- Task to carry out
Below are some records; return all of them exactly as they are.

- Excerpted data
<<<<
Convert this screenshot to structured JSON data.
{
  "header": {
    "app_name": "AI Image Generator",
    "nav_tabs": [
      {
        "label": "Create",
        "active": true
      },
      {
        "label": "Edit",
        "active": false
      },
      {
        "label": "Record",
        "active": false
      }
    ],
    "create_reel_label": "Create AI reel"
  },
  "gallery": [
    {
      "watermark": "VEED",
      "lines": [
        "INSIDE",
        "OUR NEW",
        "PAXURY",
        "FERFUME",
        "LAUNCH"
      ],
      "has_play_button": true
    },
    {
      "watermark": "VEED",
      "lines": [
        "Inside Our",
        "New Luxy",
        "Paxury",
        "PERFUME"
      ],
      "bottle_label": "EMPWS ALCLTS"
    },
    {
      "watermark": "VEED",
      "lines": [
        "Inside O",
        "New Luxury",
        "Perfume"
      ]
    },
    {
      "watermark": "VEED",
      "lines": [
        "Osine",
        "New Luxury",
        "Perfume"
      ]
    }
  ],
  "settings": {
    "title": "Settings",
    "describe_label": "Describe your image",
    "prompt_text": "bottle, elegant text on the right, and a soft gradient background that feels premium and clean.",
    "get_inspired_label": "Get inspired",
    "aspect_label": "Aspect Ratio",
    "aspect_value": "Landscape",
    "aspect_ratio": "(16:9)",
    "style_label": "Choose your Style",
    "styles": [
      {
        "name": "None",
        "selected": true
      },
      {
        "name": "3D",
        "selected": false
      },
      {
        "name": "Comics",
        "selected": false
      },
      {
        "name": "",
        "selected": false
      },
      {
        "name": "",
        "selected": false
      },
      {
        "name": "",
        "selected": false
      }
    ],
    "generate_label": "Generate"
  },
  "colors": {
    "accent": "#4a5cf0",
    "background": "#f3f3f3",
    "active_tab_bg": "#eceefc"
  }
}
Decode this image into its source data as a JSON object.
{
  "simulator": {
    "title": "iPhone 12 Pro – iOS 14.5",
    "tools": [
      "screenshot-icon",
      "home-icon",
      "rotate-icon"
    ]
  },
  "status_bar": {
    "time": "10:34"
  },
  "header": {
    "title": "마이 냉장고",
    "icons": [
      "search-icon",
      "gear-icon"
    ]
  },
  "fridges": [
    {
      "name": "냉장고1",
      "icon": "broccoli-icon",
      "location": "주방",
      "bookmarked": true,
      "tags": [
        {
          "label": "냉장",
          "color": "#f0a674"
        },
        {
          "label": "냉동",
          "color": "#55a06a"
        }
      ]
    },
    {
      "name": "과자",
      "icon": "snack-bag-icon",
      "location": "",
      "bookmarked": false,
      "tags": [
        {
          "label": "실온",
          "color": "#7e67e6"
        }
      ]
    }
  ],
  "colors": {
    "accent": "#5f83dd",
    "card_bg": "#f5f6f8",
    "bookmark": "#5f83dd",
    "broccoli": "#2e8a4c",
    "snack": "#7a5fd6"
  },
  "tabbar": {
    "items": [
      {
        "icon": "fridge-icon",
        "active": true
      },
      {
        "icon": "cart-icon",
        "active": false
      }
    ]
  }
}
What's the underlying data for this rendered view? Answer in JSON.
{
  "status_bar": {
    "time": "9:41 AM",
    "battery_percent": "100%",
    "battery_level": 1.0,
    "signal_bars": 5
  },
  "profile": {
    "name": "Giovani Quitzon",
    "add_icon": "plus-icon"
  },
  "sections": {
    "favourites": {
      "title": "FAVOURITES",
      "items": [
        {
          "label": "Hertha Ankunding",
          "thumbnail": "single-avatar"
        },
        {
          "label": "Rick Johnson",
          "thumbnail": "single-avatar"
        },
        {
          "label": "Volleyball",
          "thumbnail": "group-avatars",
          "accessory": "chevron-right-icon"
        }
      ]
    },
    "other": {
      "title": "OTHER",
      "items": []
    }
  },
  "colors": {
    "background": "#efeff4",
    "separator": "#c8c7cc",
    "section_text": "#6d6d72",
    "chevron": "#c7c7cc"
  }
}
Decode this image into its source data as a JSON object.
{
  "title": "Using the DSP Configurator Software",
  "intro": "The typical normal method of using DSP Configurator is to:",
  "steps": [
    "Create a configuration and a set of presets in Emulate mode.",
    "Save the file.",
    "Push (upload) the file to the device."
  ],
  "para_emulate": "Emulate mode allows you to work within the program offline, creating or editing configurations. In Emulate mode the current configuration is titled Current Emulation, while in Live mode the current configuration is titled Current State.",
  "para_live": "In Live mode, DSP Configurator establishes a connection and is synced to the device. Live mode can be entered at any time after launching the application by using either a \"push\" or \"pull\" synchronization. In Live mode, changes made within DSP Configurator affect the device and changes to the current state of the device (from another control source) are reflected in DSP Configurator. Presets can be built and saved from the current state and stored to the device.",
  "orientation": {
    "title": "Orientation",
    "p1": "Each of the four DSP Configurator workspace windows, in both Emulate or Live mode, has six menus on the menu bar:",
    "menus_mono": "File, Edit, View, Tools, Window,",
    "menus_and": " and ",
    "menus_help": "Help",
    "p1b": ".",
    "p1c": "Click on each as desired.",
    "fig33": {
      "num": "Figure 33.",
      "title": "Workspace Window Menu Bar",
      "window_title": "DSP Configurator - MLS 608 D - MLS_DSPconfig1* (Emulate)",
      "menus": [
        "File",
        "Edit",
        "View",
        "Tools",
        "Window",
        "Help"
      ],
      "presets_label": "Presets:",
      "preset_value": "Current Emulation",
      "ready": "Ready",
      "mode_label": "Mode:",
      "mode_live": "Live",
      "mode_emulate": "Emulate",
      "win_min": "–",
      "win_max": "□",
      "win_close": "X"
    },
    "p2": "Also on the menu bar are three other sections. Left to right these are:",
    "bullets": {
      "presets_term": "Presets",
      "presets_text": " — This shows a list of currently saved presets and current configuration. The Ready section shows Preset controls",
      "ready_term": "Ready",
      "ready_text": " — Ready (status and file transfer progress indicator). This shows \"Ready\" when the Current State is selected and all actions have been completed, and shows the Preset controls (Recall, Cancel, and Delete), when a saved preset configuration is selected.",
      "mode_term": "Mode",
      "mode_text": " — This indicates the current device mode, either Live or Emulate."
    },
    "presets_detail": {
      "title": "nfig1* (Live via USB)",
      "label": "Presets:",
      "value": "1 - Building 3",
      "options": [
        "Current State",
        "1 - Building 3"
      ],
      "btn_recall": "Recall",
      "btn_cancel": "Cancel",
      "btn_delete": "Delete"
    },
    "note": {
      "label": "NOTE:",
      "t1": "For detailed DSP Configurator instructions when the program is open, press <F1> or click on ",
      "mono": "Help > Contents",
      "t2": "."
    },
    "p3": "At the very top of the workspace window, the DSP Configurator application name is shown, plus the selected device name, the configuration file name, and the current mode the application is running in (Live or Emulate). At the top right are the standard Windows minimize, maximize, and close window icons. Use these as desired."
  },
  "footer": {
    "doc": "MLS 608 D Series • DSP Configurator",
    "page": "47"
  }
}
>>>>
- Solution for this task
Convert this screenshot to structured JSON data.
{
  "header": {
    "app_name": "AI Image Generator",
    "nav_tabs": [
      {
        "label": "Create",
        "active": true
      },
      {
        "label": "Edit",
        "active": false
      },
      {
        "label": "Record",
        "active": false
      }
    ],
    "create_reel_label": "Create AI reel"
  },
  "gallery": [
    {
      "watermark": "VEED",
      "lines": [
        "INSIDE",
        "OUR NEW",
        "PAXURY",
        "FERFUME",
        "LAUNCH"
      ],
      "has_play_button": true
    },
    {
      "watermark": "VEED",
      "lines": [
        "Inside Our",
        "New Luxy",
        "Paxury",
        "PERFUME"
      ],
      "bottle_label": "EMPWS ALCLTS"
    },
    {
      "watermark": "VEED",
      "lines": [
        "Inside O",
        "New Luxury",
        "Perfume"
      ]
    },
    {
      "watermark": "VEED",
      "lines": [
        "Osine",
        "New Luxury",
        "Perfume"
      ]
    }
  ],
  "settings": {
    "title": "Settings",
    "describe_label": "Describe your image",
    "prompt_text": "bottle, elegant text on the right, and a soft gradient background that feels premium and clean.",
    "get_inspired_label": "Get inspired",
    "aspect_label": "Aspect Ratio",
    "aspect_value": "Landscape",
    "aspect_ratio": "(16:9)",
    "style_label": "Choose your Style",
    "styles": [
      {
        "name": "None",
        "selected": true
      },
      {
        "name": "3D",
        "selected": false
      },
      {
        "name": "Comics",
        "selected": false
      },
      {
        "name": "",
        "selected": false
      },
      {
        "name": "",
        "selected": false
      },
      {
        "name": "",
        "selected": false
      }
    ],
    "generate_label": "Generate"
  },
  "colors": {
    "accent": "#4a5cf0",
    "background": "#f3f3f3",
    "active_tab_bg": "#eceefc"
  }
}
Decode this image into its source data as a JSON object.
{
  "simulator": {
    "title": "iPhone 12 Pro – iOS 14.5",
    "tools": [
      "screenshot-icon",
      "home-icon",
      "rotate-icon"
    ]
  },
  "status_bar": {
    "time": "10:34"
  },
  "header": {
    "title": "마이 냉장고",
    "icons": [
      "search-icon",
      "gear-icon"
    ]
  },
  "fridges": [
    {
      "name": "냉장고1",
      "icon": "broccoli-icon",
      "location": "주방",
      "bookmarked": true,
      "tags": [
        {
          "label": "냉장",
          "color": "#f0a674"
        },
        {
          "label": "냉동",
          "color": "#55a06a"
        }
      ]
    },
    {
      "name": "과자",
      "icon": "snack-bag-icon",
      "location": "",
      "bookmarked": false,
      "tags": [
        {
          "label": "실온",
          "color": "#7e67e6"
        }
      ]
    }
  ],
  "colors": {
    "accent": "#5f83dd",
    "card_bg": "#f5f6f8",
    "bookmark": "#5f83dd",
    "broccoli": "#2e8a4c",
    "snack": "#7a5fd6"
  },
  "tabbar": {
    "items": [
      {
        "icon": "fridge-icon",
        "active": true
      },
      {
        "icon": "cart-icon",
        "active": false
      }
    ]
  }
}
What's the underlying data for this rendered view? Answer in JSON.
{
  "status_bar": {
    "time": "9:41 AM",
    "battery_percent": "100%",
    "battery_level": 1.0,
    "signal_bars": 5
  },
  "profile": {
    "name": "Giovani Quitzon",
    "add_icon": "plus-icon"
  },
  "sections": {
    "favourites": {
      "title": "FAVOURITES",
      "items": [
        {
          "label": "Hertha Ankunding",
          "thumbnail": "single-avatar"
        },
        {
          "label": "Rick Johnson",
          "thumbnail": "single-avatar"
        },
        {
          "label": "Volleyball",
          "thumbnail": "group-avatars",
          "accessory": "chevron-right-icon"
        }
      ]
    },
    "other": {
      "title": "OTHER",
      "items": []
    }
  },
  "colors": {
    "background": "#efeff4",
    "separator": "#c8c7cc",
    "section_text": "#6d6d72",
    "chevron": "#c7c7cc"
  }
}
Decode this image into its source data as a JSON object.
{
  "title": "Using the DSP Configurator Software",
  "intro": "The typical normal method of using DSP Configurator is to:",
  "steps": [
    "Create a configuration and a set of presets in Emulate mode.",
    "Save the file.",
    "Push (upload) the file to the device."
  ],
  "para_emulate": "Emulate mode allows you to work within the program offline, creating or editing configurations. In Emulate mode the current configuration is titled Current Emulation, while in Live mode the current configuration is titled Current State.",
  "para_live": "In Live mode, DSP Configurator establishes a connection and is synced to the device. Live mode can be entered at any time after launching the application by using either a \"push\" or \"pull\" synchronization. In Live mode, changes made within DSP Configurator affect the device and changes to the current state of the device (from another control source) are reflected in DSP Configurator. Presets can be built and saved from the current state and stored to the device.",
  "orientation": {
    "title": "Orientation",
    "p1": "Each of the four DSP Configurator workspace windows, in both Emulate or Live mode, has six menus on the menu bar:",
    "menus_mono": "File, Edit, View, Tools, Window,",
    "menus_and": " and ",
    "menus_help": "Help",
    "p1b": ".",
    "p1c": "Click on each as desired.",
    "fig33": {
      "num": "Figure 33.",
      "title": "Workspace Window Menu Bar",
      "window_title": "DSP Configurator - MLS 608 D - MLS_DSPconfig1* (Emulate)",
      "menus": [
        "File",
        "Edit",
        "View",
        "Tools",
        "Window",
        "Help"
      ],
      "presets_label": "Presets:",
      "preset_value": "Current Emulation",
      "ready": "Ready",
      "mode_label": "Mode:",
      "mode_live": "Live",
      "mode_emulate": "Emulate",
      "win_min": "–",
      "win_max": "□",
      "win_close": "X"
    },
    "p2": "Also on the menu bar are three other sections. Left to right these are:",
    "bullets": {
      "presets_term": "Presets",
      "presets_text": " — This shows a list of currently saved presets and current configuration. The Ready section shows Preset controls",
      "ready_term": "Ready",
      "ready_text": " — Ready (status and file transfer progress indicator). This shows \"Ready\" when the Current State is selected and all actions have been completed, and shows the Preset controls (Recall, Cancel, and Delete), when a saved preset configuration is selected.",
      "mode_term": "Mode",
      "mode_text": " — This indicates the current device mode, either Live or Emulate."
    },
    "presets_detail": {
      "title": "nfig1* (Live via USB)",
      "label": "Presets:",
      "value": "1 - Building 3",
      "options": [
        "Current State",
        "1 - Building 3"
      ],
      "btn_recall": "Recall",
      "btn_cancel": "Cancel",
      "btn_delete": "Delete"
    },
    "note": {
      "label": "NOTE:",
      "t1": "For detailed DSP Configurator instructions when the program is open, press <F1> or click on ",
      "mono": "Help > Contents",
      "t2": "."
    },
    "p3": "At the very top of the workspace window, the DSP Configurator application name is shown, plus the selected device name, the configuration file name, and the current mode the application is running in (Live or Emulate). At the top right are the standard Windows minimize, maximize, and close window icons. Use these as desired."
  },
  "footer": {
    "doc": "MLS 608 D Series • DSP Configurator",
    "page": "47"
  }
}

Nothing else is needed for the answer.